Binny for Short

ISBN 9781444900545

Hilary McKay excels at exploring familial relationships and settings and, as we have come to expect from her work, Binny for Short is a sensitive, funny and perceptive look at how children find their place within their family and the forces that help shape their identity. In this story, Binny and her two siblings experience their father's death, as well as their grandmother's demise. Most painful for Binny, however, is the despatching of her beloved dog by her aunt to another owner. Her family have miscalculated as Binny's stubbornness means she refuses to accept the loss of her dog and it is her continued attempts to find out what happened to him that, eventually, both helps save her life and restores her perspective on the father she has lost. As well as a story about love, loss and identity, Binny for Short is a great adventure story as the family explores its new seaside home and the siblings develop new friendships. Funny, moving and beautifully delivered. Ages 9+. 304 pages. Reviewed by ReadingZone.

Binny for Short
Crown of Dreams
Katherine Roberts

Templar Publishing

ISBN 9781848778528

Crown of Dreams is the third in a series of stories based loosely on the Arthurian myths, in which King Arthur's daughter, Rhianna Pendragon, sets out on a quest to find four objects - the Lance of Truth, Excalibur, the Crown of Dreams and, in the fourth and last book, the Grail, in order to bring Arthur back to life. Author Katherine Roberts is an Arthurian enthusiast and she has expertly introduced some of the key elements of the myths into these stories. These include the villains, Mordred (firmly under his mum's thumb), and places such as Camelot and Avalon. The young heroine is, however, pleasingly robust unlike a true Medieval princess, the time when the novel is set. In the Crown of Dreams, Rhianna faces dragons, magic, rock falls and of course Mordred in the pursuit of her latest quest, to find the Crown of Dreams. This is a well-paced, atmospheric adventure story with plenty of great characters to enjoy. Ages 9+ / 452 pages / Reviewed by ReadingZone

Crown of Dreams

ISBN 9781780878287

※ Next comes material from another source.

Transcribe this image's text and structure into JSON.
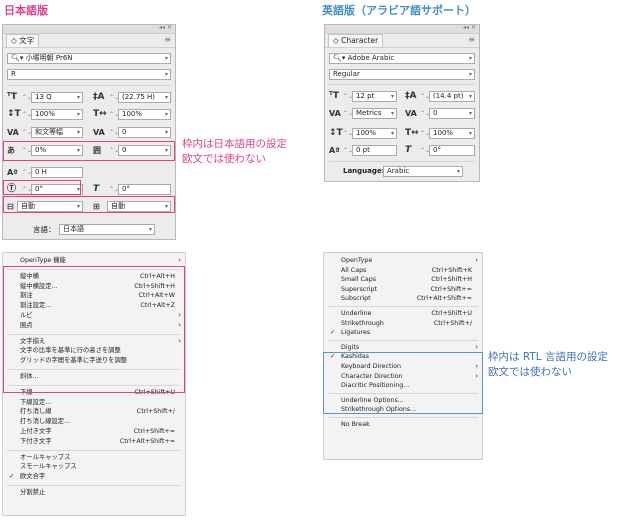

Occasionally you will come across a book that feels so fresh and completely new that you know this has to be the debut of a major new talent and The Last Wild is just one of those rewarding reading experiences. Within a couple of pages I was completely hooked by Kester, the 12 year old narrator and totally immersed in his dystopian world where he is incarcerated in Spectrum Hall Academy for Challenging Children. This is a terrible future where all the animals and plants are dead and mankind is forced to eat chemical gloop manufactured by a sinister agency that now has ultimate power. These are genuine thought provoking environmental and political themes, which mature readers will pick up on, but more importantly there are fantastic magical elements, humour and page turning action written in a simple direct and very accessible style. Although Kester has been mute since the death of his mother he discovers he can communicate with animals, in particular The General, the bossy cockroach who masterminds Kester's jailbreak. The animal survivors believe Kester is the 'one' who can save them. He has to find his father and then his scientist father can find the cure to the dreaded red eye virus and so the quest begins. The characters, both animal and human and the relationships which develop are as much strength of this book as the hugely imaginative and well realised setting. I was so glad I started it on a long train journey and had no disturbances as I raced to the conclusion and I can imagine many young readers under the bedcovers trying to do the very same thing!